INFORMATION GIVEN >>
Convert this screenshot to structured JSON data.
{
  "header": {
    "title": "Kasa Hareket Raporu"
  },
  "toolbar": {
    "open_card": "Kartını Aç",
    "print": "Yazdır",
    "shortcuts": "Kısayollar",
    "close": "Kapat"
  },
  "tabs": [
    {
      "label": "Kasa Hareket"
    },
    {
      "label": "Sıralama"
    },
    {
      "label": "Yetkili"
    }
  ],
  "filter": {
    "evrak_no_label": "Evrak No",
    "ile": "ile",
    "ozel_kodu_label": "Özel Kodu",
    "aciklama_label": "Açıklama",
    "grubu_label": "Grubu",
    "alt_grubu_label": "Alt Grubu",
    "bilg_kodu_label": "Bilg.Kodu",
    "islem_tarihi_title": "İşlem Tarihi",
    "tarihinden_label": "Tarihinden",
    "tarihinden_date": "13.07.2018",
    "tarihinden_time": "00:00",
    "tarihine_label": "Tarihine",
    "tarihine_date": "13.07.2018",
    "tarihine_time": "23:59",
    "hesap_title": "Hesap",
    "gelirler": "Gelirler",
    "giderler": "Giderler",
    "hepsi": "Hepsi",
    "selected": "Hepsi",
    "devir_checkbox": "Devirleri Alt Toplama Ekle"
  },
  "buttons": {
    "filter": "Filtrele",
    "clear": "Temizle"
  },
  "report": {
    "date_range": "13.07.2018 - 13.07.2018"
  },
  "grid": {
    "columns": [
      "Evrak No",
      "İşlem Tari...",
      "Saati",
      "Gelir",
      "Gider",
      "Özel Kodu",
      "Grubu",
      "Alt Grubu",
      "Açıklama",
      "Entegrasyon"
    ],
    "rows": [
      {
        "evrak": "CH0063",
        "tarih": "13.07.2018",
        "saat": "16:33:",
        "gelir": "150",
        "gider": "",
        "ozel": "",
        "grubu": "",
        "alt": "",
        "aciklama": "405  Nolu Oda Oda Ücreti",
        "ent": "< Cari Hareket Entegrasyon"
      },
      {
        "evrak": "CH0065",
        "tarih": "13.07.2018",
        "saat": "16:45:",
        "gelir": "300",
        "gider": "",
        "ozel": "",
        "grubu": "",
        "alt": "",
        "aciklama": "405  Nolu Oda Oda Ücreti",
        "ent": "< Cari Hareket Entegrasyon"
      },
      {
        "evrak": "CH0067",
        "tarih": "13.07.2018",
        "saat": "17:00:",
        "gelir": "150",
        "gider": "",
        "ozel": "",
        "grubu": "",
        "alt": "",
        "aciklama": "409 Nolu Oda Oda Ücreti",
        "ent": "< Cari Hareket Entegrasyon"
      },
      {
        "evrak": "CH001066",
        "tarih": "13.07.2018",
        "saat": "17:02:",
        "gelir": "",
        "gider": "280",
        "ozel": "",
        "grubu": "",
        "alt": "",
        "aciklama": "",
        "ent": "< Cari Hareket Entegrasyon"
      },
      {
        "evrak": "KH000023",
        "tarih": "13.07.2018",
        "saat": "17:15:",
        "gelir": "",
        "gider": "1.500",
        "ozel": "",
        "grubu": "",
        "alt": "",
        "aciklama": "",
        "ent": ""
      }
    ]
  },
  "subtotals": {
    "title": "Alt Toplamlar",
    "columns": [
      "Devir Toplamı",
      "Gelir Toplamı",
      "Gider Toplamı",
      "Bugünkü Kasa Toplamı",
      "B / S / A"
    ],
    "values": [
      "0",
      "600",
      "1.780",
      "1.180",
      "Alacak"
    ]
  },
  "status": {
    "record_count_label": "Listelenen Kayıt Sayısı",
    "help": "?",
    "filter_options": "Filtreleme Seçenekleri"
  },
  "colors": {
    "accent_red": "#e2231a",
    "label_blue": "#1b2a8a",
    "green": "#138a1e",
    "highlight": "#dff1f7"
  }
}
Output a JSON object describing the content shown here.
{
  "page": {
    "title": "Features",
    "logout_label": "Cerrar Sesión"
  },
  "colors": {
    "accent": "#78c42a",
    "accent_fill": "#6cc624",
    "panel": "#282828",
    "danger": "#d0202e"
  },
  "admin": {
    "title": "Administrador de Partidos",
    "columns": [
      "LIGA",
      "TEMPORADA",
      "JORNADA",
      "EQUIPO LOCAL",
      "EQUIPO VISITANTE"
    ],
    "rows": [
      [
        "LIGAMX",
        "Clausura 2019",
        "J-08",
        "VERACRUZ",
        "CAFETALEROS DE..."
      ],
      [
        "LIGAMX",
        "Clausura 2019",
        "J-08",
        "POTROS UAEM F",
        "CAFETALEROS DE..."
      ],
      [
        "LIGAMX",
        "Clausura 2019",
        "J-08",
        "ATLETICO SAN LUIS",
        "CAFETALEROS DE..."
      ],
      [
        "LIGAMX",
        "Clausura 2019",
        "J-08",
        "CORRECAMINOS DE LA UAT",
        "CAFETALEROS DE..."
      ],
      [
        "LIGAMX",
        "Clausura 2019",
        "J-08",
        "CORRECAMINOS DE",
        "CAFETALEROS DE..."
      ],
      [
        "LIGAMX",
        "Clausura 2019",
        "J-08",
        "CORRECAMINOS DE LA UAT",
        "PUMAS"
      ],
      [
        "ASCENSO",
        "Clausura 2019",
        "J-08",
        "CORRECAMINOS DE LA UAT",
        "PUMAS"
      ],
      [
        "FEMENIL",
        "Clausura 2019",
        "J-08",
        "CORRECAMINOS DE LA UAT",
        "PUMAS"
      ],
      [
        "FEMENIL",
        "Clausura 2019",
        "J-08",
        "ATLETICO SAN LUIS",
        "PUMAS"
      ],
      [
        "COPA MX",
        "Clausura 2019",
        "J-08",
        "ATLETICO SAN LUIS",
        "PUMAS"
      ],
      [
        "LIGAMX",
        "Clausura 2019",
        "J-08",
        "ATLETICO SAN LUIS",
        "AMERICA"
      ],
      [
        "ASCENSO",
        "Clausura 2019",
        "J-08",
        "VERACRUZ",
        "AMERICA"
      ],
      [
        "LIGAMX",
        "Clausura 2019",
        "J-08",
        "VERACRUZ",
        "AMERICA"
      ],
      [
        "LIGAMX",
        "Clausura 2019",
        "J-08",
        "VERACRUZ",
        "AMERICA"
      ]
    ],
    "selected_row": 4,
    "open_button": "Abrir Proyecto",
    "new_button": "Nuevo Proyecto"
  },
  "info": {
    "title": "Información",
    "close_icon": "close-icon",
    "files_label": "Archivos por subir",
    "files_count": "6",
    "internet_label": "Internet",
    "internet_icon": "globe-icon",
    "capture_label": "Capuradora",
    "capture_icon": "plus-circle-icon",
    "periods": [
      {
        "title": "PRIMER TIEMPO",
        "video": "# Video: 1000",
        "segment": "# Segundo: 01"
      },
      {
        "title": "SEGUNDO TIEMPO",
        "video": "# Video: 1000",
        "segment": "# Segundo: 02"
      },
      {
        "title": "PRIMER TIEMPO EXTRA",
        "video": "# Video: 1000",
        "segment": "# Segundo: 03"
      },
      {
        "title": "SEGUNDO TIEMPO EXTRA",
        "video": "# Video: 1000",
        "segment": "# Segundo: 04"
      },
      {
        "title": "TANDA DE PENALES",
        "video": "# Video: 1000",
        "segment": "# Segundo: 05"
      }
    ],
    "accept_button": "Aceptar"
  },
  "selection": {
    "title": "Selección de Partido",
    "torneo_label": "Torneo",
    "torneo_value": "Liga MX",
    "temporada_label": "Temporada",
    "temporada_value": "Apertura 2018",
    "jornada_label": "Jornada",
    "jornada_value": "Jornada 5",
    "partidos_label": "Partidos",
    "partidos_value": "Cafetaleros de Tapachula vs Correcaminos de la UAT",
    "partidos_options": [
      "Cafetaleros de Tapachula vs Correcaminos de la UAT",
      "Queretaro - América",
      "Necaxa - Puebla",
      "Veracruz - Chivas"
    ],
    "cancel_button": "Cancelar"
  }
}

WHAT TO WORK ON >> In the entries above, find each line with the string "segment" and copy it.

RESPONSE TO THE EXERCISE >>
        "segment": "# Segundo: 01"
        "segment": "# Segundo: 02"
        "segment": "# Segundo: 03"
        "segment": "# Segundo: 04"
        "segment": "# Segundo: 05"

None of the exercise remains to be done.